The input Block Start
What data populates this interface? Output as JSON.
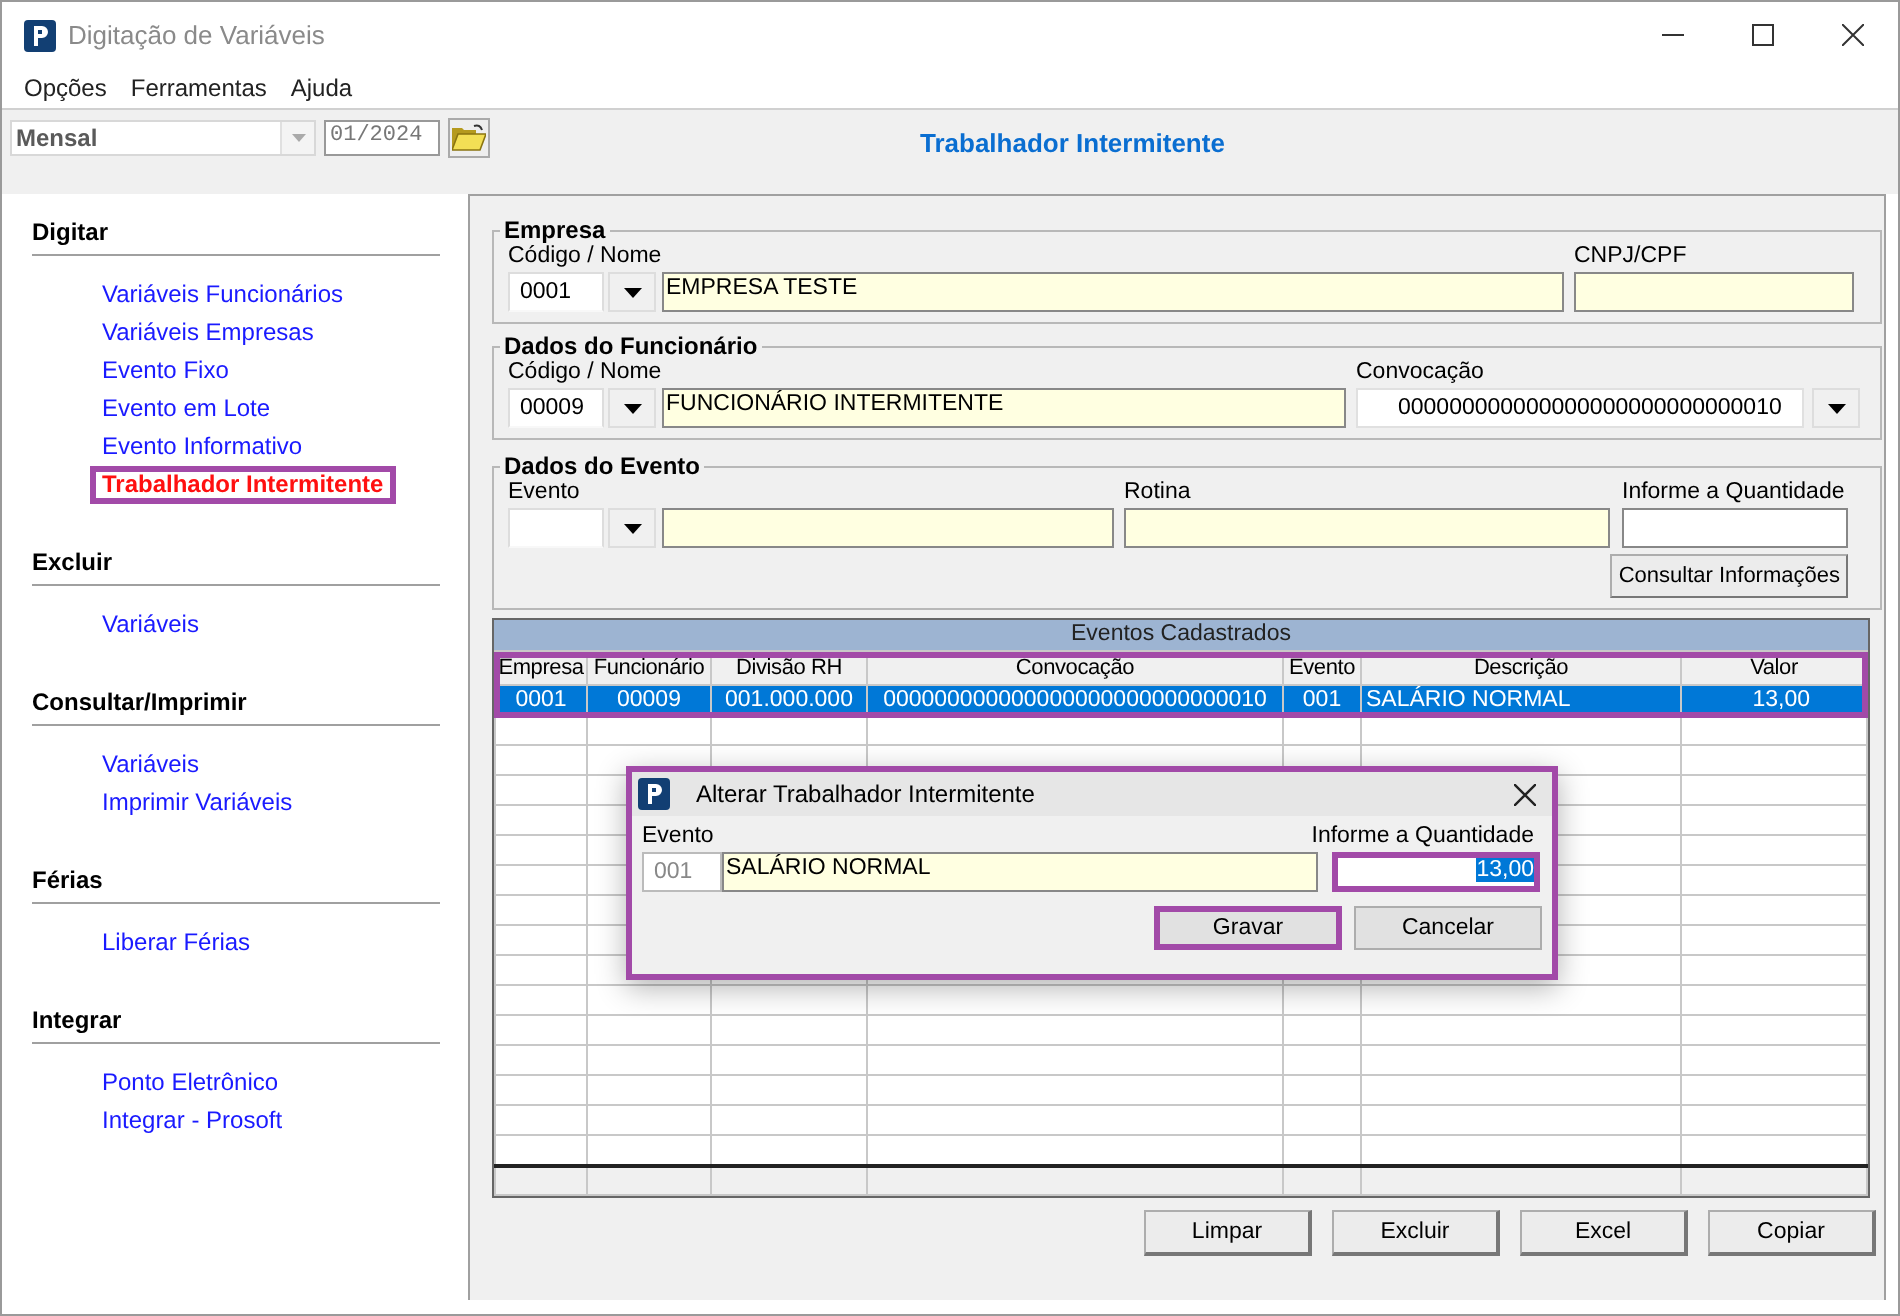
{
  "window": {
    "title": "Digitação de Variáveis"
  },
  "menu": [
    "Opções",
    "Ferramentas",
    "Ajuda"
  ],
  "toolbar": {
    "period": "Mensal",
    "competence": "01/2024"
  },
  "page_title": "Trabalhador Intermitente",
  "sidebar": [
    {
      "title": "Digitar",
      "items": [
        {
          "label": "Variáveis Funcionários",
          "selected": false,
          "highlighted": false
        },
        {
          "label": "Variáveis Empresas",
          "selected": false,
          "highlighted": false
        },
        {
          "label": "Evento Fixo",
          "selected": false,
          "highlighted": false
        },
        {
          "label": "Evento em Lote",
          "selected": false,
          "highlighted": false
        },
        {
          "label": "Evento Informativo",
          "selected": false,
          "highlighted": false
        },
        {
          "label": "Trabalhador Intermitente",
          "selected": true,
          "highlighted": true
        }
      ]
    },
    {
      "title": "Excluir",
      "items": [
        {
          "label": "Variáveis",
          "selected": false,
          "highlighted": false
        }
      ]
    },
    {
      "title": "Consultar/Imprimir",
      "items": [
        {
          "label": "Variáveis",
          "selected": false,
          "highlighted": false
        },
        {
          "label": "Imprimir Variáveis",
          "selected": false,
          "highlighted": false
        }
      ]
    },
    {
      "title": "Férias",
      "items": [
        {
          "label": "Liberar Férias",
          "selected": false,
          "highlighted": false
        }
      ]
    },
    {
      "title": "Integrar",
      "items": [
        {
          "label": "Ponto Eletrônico",
          "selected": false,
          "highlighted": false
        },
        {
          "label": "Integrar - Prosoft",
          "selected": false,
          "highlighted": false
        }
      ]
    }
  ],
  "empresa": {
    "title": "Empresa",
    "code_label": "Código / Nome",
    "code": "0001",
    "name": "EMPRESA TESTE",
    "cnpj_label": "CNPJ/CPF"
  },
  "funcionario": {
    "title": "Dados do Funcionário",
    "code_label": "Código / Nome",
    "code": "00009",
    "name": "FUNCIONÁRIO INTERMITENTE",
    "convocacao_label": "Convocação",
    "convocacao": "000000000000000000000000000010"
  },
  "evento": {
    "title": "Dados do Evento",
    "evento_label": "Evento",
    "rotina_label": "Rotina",
    "qty_label": "Informe a Quantidade",
    "button": "Consultar Informações"
  },
  "table": {
    "title": "Eventos Cadastrados",
    "highlighted": true,
    "columns": [
      "Empresa",
      "Funcionário",
      "Divisão RH",
      "Convocação",
      "Evento",
      "Descrição",
      "Valor"
    ],
    "rows": [
      {
        "cells": [
          "0001",
          "00009",
          "001.000.000",
          "000000000000000000000000000010",
          "001",
          "SALÁRIO NORMAL",
          "13,00"
        ],
        "selected": true
      }
    ]
  },
  "dialog": {
    "title": "Alterar Trabalhador Intermitente",
    "highlighted": true,
    "evento_label": "Evento",
    "evento_code": "001",
    "evento_name": "SALÁRIO NORMAL",
    "qty_label": "Informe a Quantidade",
    "qty": "13,00",
    "qty_highlighted": true,
    "qty_text_selected": true,
    "buttons": [
      {
        "label": "Gravar",
        "highlighted": true
      },
      {
        "label": "Cancelar",
        "highlighted": false
      }
    ]
  },
  "buttons": [
    "Limpar",
    "Excluir",
    "Excel",
    "Copiar"
  ]
}
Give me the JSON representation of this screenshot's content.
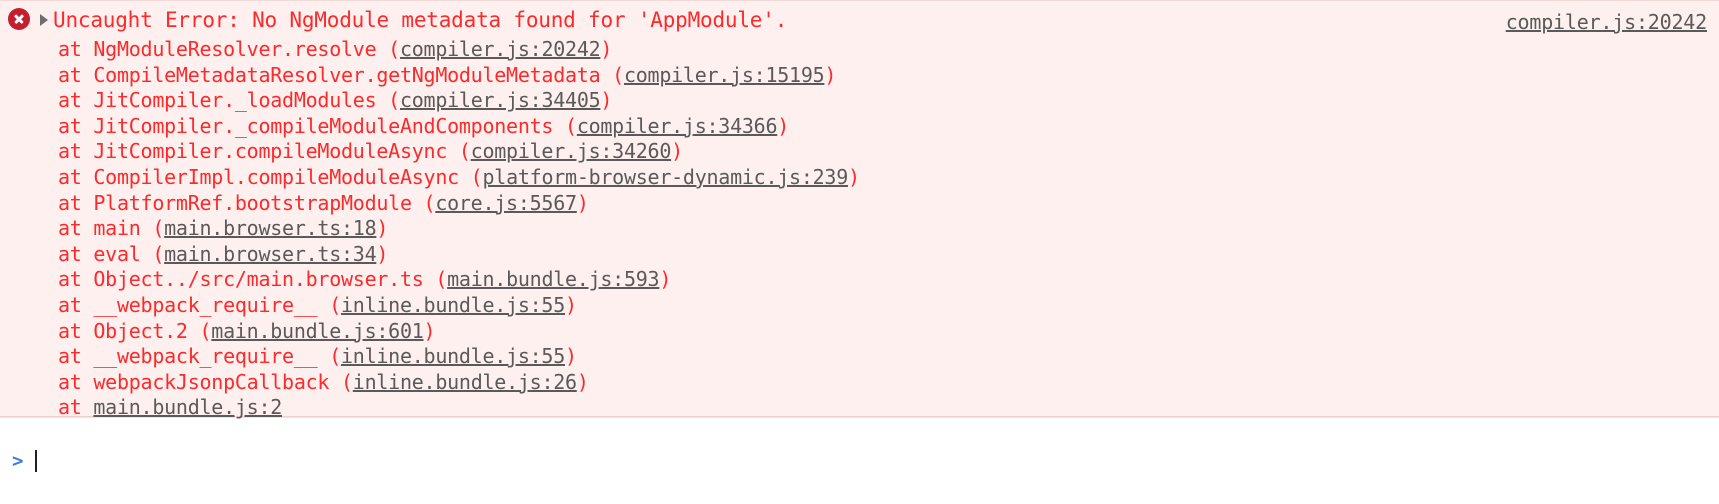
{
  "console": {
    "error_entry": {
      "icon": "error-circle-icon",
      "expander": "disclosure-triangle-icon",
      "message": "Uncaught Error: No NgModule metadata found for 'AppModule'.",
      "source_link": "compiler.js:20242"
    },
    "stack_frames": [
      {
        "text": "at NgModuleResolver.resolve (",
        "source": "compiler.js:20242",
        "suffix": ")"
      },
      {
        "text": "at CompileMetadataResolver.getNgModuleMetadata (",
        "source": "compiler.js:15195",
        "suffix": ")"
      },
      {
        "text": "at JitCompiler._loadModules (",
        "source": "compiler.js:34405",
        "suffix": ")"
      },
      {
        "text": "at JitCompiler._compileModuleAndComponents (",
        "source": "compiler.js:34366",
        "suffix": ")"
      },
      {
        "text": "at JitCompiler.compileModuleAsync (",
        "source": "compiler.js:34260",
        "suffix": ")"
      },
      {
        "text": "at CompilerImpl.compileModuleAsync (",
        "source": "platform-browser-dynamic.js:239",
        "suffix": ")"
      },
      {
        "text": "at PlatformRef.bootstrapModule (",
        "source": "core.js:5567",
        "suffix": ")"
      },
      {
        "text": "at main (",
        "source": "main.browser.ts:18",
        "suffix": ")"
      },
      {
        "text": "at eval (",
        "source": "main.browser.ts:34",
        "suffix": ")"
      },
      {
        "text": "at Object../src/main.browser.ts (",
        "source": "main.bundle.js:593",
        "suffix": ")"
      },
      {
        "text": "at __webpack_require__ (",
        "source": "inline.bundle.js:55",
        "suffix": ")"
      },
      {
        "text": "at Object.2 (",
        "source": "main.bundle.js:601",
        "suffix": ")"
      },
      {
        "text": "at __webpack_require__ (",
        "source": "inline.bundle.js:55",
        "suffix": ")"
      },
      {
        "text": "at webpackJsonpCallback (",
        "source": "inline.bundle.js:26",
        "suffix": ")"
      },
      {
        "text": "at ",
        "source": "main.bundle.js:2",
        "suffix": ""
      }
    ],
    "prompt": {
      "chevron": ">",
      "value": "",
      "placeholder": ""
    },
    "colors": {
      "error_text": "#fc2a2a",
      "error_background": "#fdf0ef",
      "source_link": "#5a5a5a",
      "icon_background": "#c31f2e",
      "prompt_chevron": "#3e7bd9"
    }
  }
}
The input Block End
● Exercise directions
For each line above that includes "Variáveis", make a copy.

● Exercise output
    "title": "Digitação de Variáveis"
          "label": "Variáveis Funcionários",
          "label": "Variáveis Empresas",
          "label": "Variáveis",
          "label": "Variáveis",
          "label": "Imprimir Variáveis",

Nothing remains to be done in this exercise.